**Problem statement**
Leave the pictures out and give every entry again exactly.

---+---

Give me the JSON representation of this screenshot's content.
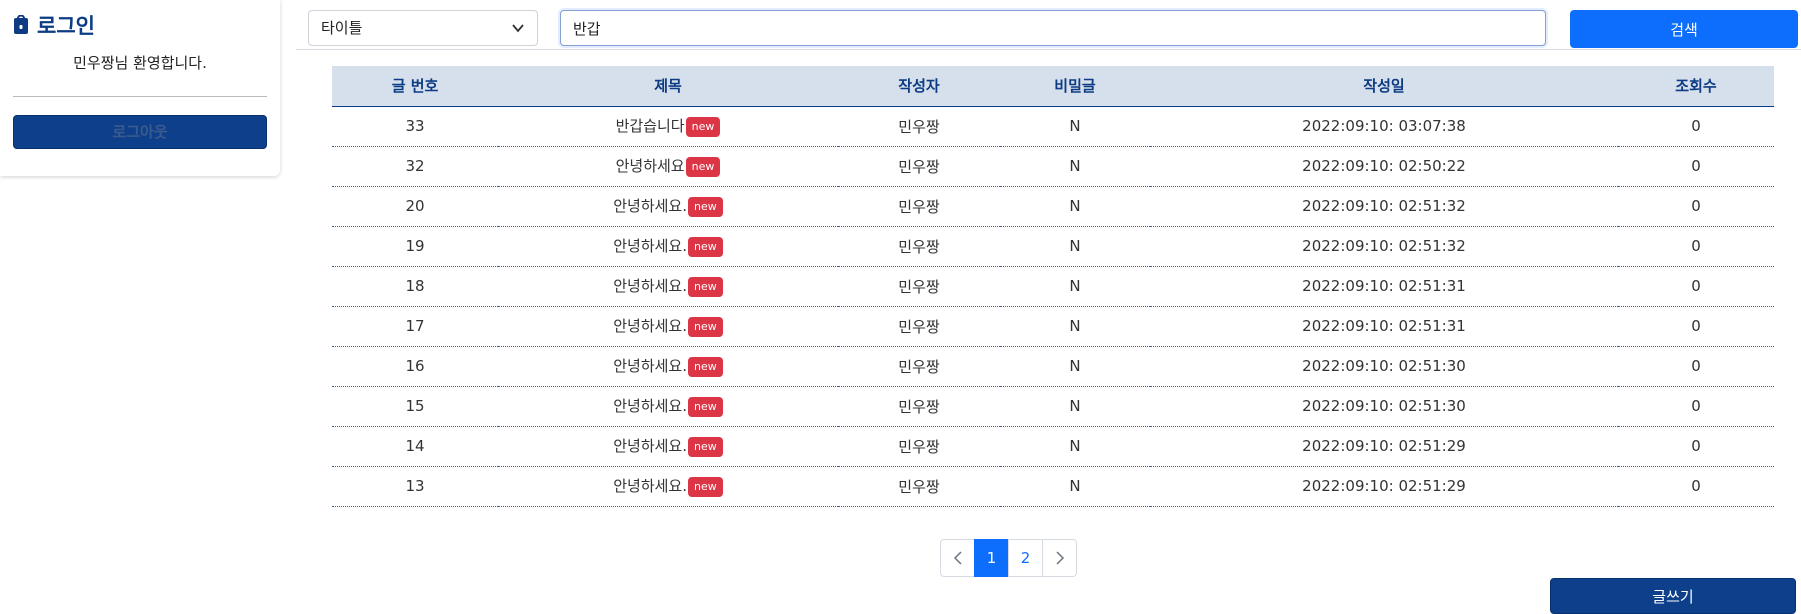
{
  "sidebar": {
    "title": "로그인",
    "welcome": "민우짱님 환영합니다.",
    "logout_label": "로그아웃"
  },
  "search": {
    "select_value": "타이틀",
    "input_value": "반갑",
    "button_label": "검색"
  },
  "table": {
    "headers": {
      "no": "글 번호",
      "title": "제목",
      "writer": "작성자",
      "secret": "비밀글",
      "date": "작성일",
      "views": "조회수"
    },
    "badge_label": "new",
    "rows": [
      {
        "no": "33",
        "title": "반갑습니다",
        "writer": "민우짱",
        "secret": "N",
        "date": "2022:09:10: 03:07:38",
        "views": "0"
      },
      {
        "no": "32",
        "title": "안녕하세요",
        "writer": "민우짱",
        "secret": "N",
        "date": "2022:09:10: 02:50:22",
        "views": "0"
      },
      {
        "no": "20",
        "title": "안녕하세요.",
        "writer": "민우짱",
        "secret": "N",
        "date": "2022:09:10: 02:51:32",
        "views": "0"
      },
      {
        "no": "19",
        "title": "안녕하세요.",
        "writer": "민우짱",
        "secret": "N",
        "date": "2022:09:10: 02:51:32",
        "views": "0"
      },
      {
        "no": "18",
        "title": "안녕하세요.",
        "writer": "민우짱",
        "secret": "N",
        "date": "2022:09:10: 02:51:31",
        "views": "0"
      },
      {
        "no": "17",
        "title": "안녕하세요.",
        "writer": "민우짱",
        "secret": "N",
        "date": "2022:09:10: 02:51:31",
        "views": "0"
      },
      {
        "no": "16",
        "title": "안녕하세요.",
        "writer": "민우짱",
        "secret": "N",
        "date": "2022:09:10: 02:51:30",
        "views": "0"
      },
      {
        "no": "15",
        "title": "안녕하세요.",
        "writer": "민우짱",
        "secret": "N",
        "date": "2022:09:10: 02:51:30",
        "views": "0"
      },
      {
        "no": "14",
        "title": "안녕하세요.",
        "writer": "민우짱",
        "secret": "N",
        "date": "2022:09:10: 02:51:29",
        "views": "0"
      },
      {
        "no": "13",
        "title": "안녕하세요.",
        "writer": "민우짱",
        "secret": "N",
        "date": "2022:09:10: 02:51:29",
        "views": "0"
      }
    ]
  },
  "pagination": {
    "pages": [
      "1",
      "2"
    ],
    "current": "1"
  },
  "write_label": "글쓰기",
  "icons": {
    "lock": "lock-icon",
    "select_arrow": "chevron-down-icon",
    "prev": "chevron-left-icon",
    "next": "chevron-right-icon"
  },
  "colors": {
    "primary": "#0d6efd",
    "navy": "#0d3f8a",
    "header_bg": "#d6e0ec",
    "badge": "#dc3545"
  }
}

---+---

**Response box**
Give me the JSON representation of this screenshot's content.
{
  "sidebar": {
    "title": "로그인",
    "welcome": "민우짱님 환영합니다.",
    "logout_label": "로그아웃"
  },
  "search": {
    "select_value": "타이틀",
    "input_value": "반갑",
    "button_label": "검색"
  },
  "table": {
    "headers": {
      "no": "글 번호",
      "title": "제목",
      "writer": "작성자",
      "secret": "비밀글",
      "date": "작성일",
      "views": "조회수"
    },
    "badge_label": "new",
    "rows": [
      {
        "no": "33",
        "title": "반갑습니다",
        "writer": "민우짱",
        "secret": "N",
        "date": "2022:09:10: 03:07:38",
        "views": "0"
      },
      {
        "no": "32",
        "title": "안녕하세요",
        "writer": "민우짱",
        "secret": "N",
        "date": "2022:09:10: 02:50:22",
        "views": "0"
      },
      {
        "no": "20",
        "title": "안녕하세요.",
        "writer": "민우짱",
        "secret": "N",
        "date": "2022:09:10: 02:51:32",
        "views": "0"
      },
      {
        "no": "19",
        "title": "안녕하세요.",
        "writer": "민우짱",
        "secret": "N",
        "date": "2022:09:10: 02:51:32",
        "views": "0"
      },
      {
        "no": "18",
        "title": "안녕하세요.",
        "writer": "민우짱",
        "secret": "N",
        "date": "2022:09:10: 02:51:31",
        "views": "0"
      },
      {
        "no": "17",
        "title": "안녕하세요.",
        "writer": "민우짱",
        "secret": "N",
        "date": "2022:09:10: 02:51:31",
        "views": "0"
      },
      {
        "no": "16",
        "title": "안녕하세요.",
        "writer": "민우짱",
        "secret": "N",
        "date": "2022:09:10: 02:51:30",
        "views": "0"
      },
      {
        "no": "15",
        "title": "안녕하세요.",
        "writer": "민우짱",
        "secret": "N",
        "date": "2022:09:10: 02:51:30",
        "views": "0"
      },
      {
        "no": "14",
        "title": "안녕하세요.",
        "writer": "민우짱",
        "secret": "N",
        "date": "2022:09:10: 02:51:29",
        "views": "0"
      },
      {
        "no": "13",
        "title": "안녕하세요.",
        "writer": "민우짱",
        "secret": "N",
        "date": "2022:09:10: 02:51:29",
        "views": "0"
      }
    ]
  },
  "pagination": {
    "pages": [
      "1",
      "2"
    ],
    "current": "1"
  },
  "write_label": "글쓰기",
  "icons": {
    "lock": "lock-icon",
    "select_arrow": "chevron-down-icon",
    "prev": "chevron-left-icon",
    "next": "chevron-right-icon"
  },
  "colors": {
    "primary": "#0d6efd",
    "navy": "#0d3f8a",
    "header_bg": "#d6e0ec",
    "badge": "#dc3545"
  }
}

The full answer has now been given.